I am a college student who loves anything mechanical, and I work on a local farm to earn a little extra money. My boss likes to keep costs down, and that includes maintenance on tractors. That being said, none of the tractors has good batteries, and in the colder times of the year, you get only one shot of about five seconds to start them before the batteries die. My boss swears that putting the tractor in neutral with your foot OFF the clutch lessens the strain on the starter. I say it's easier to start if you press down on the clutch while starting. Who's right? I think he is wrong, but you can't argue with the man who signs the checks. -- Jeremy
RAY: No, you can't argue with him. But you can ignore him. You're right, Jeremy.

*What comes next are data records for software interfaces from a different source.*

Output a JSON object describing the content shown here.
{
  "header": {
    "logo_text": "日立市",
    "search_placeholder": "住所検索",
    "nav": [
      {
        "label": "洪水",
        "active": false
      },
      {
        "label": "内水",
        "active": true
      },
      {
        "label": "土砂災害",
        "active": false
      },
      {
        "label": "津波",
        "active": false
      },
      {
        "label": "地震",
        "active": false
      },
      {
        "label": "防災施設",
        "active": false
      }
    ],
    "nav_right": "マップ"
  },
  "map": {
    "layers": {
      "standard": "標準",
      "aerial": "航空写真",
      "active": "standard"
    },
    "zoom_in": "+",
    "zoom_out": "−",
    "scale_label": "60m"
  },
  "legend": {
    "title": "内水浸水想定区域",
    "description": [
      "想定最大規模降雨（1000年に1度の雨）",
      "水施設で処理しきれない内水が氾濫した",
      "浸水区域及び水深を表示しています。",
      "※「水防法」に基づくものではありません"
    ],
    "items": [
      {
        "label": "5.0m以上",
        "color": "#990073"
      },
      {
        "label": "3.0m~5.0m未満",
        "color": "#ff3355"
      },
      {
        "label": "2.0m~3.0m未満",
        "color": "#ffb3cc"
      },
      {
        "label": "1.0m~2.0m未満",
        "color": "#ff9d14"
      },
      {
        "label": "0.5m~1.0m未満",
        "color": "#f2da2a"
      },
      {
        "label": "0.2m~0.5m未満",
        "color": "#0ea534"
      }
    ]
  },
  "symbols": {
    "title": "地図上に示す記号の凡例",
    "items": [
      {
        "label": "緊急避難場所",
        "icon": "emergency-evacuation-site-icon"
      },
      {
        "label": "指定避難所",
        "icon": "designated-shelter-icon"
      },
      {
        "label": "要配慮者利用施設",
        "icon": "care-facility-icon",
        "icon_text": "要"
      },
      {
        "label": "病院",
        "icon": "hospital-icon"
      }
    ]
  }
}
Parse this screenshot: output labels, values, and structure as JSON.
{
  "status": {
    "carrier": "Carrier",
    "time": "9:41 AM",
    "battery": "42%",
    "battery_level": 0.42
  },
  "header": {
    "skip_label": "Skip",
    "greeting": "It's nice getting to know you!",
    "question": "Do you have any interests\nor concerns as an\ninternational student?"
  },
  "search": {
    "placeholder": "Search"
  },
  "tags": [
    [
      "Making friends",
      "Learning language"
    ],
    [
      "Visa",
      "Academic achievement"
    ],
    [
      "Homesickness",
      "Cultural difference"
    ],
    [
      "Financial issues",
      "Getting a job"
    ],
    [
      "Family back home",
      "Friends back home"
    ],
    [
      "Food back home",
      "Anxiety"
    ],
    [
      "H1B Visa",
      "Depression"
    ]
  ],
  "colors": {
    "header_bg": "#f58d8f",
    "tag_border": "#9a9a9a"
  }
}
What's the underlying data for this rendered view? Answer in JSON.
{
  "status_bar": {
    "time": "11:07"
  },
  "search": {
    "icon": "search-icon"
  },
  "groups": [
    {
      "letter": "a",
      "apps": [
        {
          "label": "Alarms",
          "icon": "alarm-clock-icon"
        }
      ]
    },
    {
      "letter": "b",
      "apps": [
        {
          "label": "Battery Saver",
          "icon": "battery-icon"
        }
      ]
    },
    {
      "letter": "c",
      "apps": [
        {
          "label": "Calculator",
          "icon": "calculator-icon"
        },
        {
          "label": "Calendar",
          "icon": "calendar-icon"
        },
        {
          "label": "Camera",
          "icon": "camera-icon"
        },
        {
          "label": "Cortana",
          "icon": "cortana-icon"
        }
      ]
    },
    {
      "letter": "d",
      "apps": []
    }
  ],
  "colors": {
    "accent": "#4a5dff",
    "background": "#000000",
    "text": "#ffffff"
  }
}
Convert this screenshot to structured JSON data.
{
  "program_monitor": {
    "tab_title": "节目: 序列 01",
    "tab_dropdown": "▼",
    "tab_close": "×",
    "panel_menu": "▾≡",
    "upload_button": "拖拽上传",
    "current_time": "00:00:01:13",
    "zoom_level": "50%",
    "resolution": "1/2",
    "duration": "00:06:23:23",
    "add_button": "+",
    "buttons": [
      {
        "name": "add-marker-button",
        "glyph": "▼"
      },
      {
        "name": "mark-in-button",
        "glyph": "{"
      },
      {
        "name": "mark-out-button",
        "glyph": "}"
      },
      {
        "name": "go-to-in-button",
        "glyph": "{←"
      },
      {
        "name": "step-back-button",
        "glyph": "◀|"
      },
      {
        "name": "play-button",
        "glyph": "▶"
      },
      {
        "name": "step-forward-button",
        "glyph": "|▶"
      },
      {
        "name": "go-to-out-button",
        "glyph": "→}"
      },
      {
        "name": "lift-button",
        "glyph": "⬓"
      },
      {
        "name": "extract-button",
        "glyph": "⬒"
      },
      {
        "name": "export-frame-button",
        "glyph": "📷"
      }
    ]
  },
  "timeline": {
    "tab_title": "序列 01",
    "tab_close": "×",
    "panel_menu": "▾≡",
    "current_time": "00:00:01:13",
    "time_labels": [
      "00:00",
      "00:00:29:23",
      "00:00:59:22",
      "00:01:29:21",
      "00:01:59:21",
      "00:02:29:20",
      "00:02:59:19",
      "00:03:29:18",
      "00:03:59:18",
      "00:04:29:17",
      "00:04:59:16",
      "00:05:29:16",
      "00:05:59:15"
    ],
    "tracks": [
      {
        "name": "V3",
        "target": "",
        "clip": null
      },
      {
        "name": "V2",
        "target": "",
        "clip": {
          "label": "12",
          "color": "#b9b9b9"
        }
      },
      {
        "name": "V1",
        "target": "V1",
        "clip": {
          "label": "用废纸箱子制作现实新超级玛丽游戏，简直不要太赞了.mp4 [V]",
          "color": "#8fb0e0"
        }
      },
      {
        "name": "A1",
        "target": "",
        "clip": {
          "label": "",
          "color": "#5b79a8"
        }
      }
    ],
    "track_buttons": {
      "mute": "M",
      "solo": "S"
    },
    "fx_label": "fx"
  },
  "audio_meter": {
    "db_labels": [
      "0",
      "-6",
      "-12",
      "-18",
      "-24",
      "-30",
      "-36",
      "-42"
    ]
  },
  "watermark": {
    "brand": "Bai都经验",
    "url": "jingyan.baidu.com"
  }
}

TOM: When you start the tractor with your foot off the clutch, you're forcing the starter to turn not only the engine, but also the main shaft of the transmission. So right there, you're giving the starter more work to do.
RAY: Add to that the fact that it's cold out, and that 90-weight gear oil in the transmission is thicker than my brother's skull.
TOM: That's thick!
RAY: When you step on the clutch, none of that stuff in the transmission is turning; you've disengaged the transmission from the engine. And if you've got limited battery power, that's absolutely what you want to do -- for cars as well as tractors.
TOM: In fact, if you start cranking the engine with the clutch pedal out, and then push it in mid-crank, you'll be able to hear the engine start to crank faster.
RAY: So you can do one of two things with this newfound knowledge, Jeremy. You can quietly use it to your advantage, and start the tractors the right way by pushing in the clutch.
TOM: Or you can go wave this article in your boss's face, and then after he fires you, you can use this information at your next job.